    • Governments: 16 countries are now engaged in EverGreen Agriculture 30
    • Government example: in December 2011, the Ethiopian PM announces national plan to raise 100 million Faidherbia trees in farmers’ fields
    • What must be done? 32
    • Grassroots: agroforestry in West Africa is expanding too slowly
    • Existing systems are not recognised for what they are (ex:Faidherbia agroforest in Senegal) What’s wrong with this picture? All the trees are old and risk declining soon.

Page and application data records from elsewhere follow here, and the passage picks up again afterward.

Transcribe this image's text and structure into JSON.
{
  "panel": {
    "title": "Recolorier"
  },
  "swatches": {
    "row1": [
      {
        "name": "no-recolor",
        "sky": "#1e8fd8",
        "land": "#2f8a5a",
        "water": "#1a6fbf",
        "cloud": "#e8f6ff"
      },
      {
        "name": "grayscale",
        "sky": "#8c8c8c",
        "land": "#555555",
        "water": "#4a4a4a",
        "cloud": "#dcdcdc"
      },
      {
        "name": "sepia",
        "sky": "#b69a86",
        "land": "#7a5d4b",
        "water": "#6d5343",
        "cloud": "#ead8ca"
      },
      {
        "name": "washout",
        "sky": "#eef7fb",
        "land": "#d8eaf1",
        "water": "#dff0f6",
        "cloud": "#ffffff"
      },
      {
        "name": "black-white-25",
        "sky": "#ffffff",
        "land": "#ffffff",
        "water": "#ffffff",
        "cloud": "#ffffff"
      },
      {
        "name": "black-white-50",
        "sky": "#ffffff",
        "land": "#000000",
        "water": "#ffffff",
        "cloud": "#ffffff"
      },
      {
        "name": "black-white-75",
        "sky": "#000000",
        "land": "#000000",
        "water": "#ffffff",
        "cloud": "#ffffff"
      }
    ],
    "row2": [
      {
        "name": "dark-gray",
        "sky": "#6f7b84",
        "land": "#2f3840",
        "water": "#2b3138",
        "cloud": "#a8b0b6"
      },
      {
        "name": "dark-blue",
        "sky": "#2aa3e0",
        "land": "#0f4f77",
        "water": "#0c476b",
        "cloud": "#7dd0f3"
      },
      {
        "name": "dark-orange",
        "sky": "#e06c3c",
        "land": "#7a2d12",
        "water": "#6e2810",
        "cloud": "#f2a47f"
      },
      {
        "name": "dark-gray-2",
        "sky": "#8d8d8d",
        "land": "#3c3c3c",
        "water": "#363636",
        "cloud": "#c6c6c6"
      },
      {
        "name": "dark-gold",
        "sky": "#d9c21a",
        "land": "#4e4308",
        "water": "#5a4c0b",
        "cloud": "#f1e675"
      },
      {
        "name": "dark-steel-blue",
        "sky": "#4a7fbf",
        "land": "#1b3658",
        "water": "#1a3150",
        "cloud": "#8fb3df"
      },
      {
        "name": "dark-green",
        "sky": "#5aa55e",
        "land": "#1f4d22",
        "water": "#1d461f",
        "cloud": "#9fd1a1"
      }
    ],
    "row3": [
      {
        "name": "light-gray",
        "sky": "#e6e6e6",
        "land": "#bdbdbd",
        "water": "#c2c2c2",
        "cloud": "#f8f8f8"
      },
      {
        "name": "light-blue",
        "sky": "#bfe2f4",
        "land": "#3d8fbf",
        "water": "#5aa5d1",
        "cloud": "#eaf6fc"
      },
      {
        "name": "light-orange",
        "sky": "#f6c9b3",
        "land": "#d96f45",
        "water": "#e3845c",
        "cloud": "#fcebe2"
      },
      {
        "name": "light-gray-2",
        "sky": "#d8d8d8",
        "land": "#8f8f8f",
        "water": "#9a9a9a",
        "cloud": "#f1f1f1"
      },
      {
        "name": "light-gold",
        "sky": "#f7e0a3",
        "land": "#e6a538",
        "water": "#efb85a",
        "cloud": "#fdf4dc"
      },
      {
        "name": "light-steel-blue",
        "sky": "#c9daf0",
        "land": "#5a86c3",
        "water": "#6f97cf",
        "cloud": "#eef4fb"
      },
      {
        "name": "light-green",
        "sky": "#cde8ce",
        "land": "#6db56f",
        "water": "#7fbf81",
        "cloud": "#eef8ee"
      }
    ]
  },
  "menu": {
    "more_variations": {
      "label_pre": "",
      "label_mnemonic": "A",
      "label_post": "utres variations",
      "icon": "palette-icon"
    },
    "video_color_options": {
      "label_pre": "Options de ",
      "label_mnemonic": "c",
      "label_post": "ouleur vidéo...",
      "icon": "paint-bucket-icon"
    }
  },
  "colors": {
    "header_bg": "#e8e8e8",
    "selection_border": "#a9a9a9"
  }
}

These lands are not being managed for replacement tree growth.
    • Growing Evergreen Agriculture on farms • Offer support to countries launching evergreen agriculture programmes: • Help establish the right policies • Technical support to define and establish best systems • Boost extension services reach and quality • Research, develop and support the implementation of scaling up and scaling out to many millions of smallholders • Support to pioneer farmers, to national extension services, to NGOs and INGOs • Encourage more partnerships between research, development, and private sector institutions • Help spread the idea of “trees on farms” further at national and international levels 33
    • Building the science of Evergreen Agriculture • Grow the science by encouraging research partnerships across the region to tackle key questions: • Develop systems adapted to as many agroecological regions as are encountered • Resolving complex policy issues • Enhancing targeting & scaling-up • Ensure quality tree genetics and plentiful tree seed supplies • Enhance tree propagation and establishment • Adapt to integrated production systems • Estimate potentials for climate change adaptation • … 34
    • Conclusion Agroforestry and EverGreen Agriculture are • fresh, low-cost approaches to land regeneration and food security that have their roots in Africa and are spreading across the tropics and that are • being adopted by millions of smallholders. • Poor households should be targeted over large areas to end hunger on small farms; working in the • many nations that are creating the policy and institutional environments to favor adoption. • Research is critical to underpin the acceleration of more widespread adoption
    • For more information Patrick Worms, World Agroforestry Centre Tel: +32 495 24 46 11 36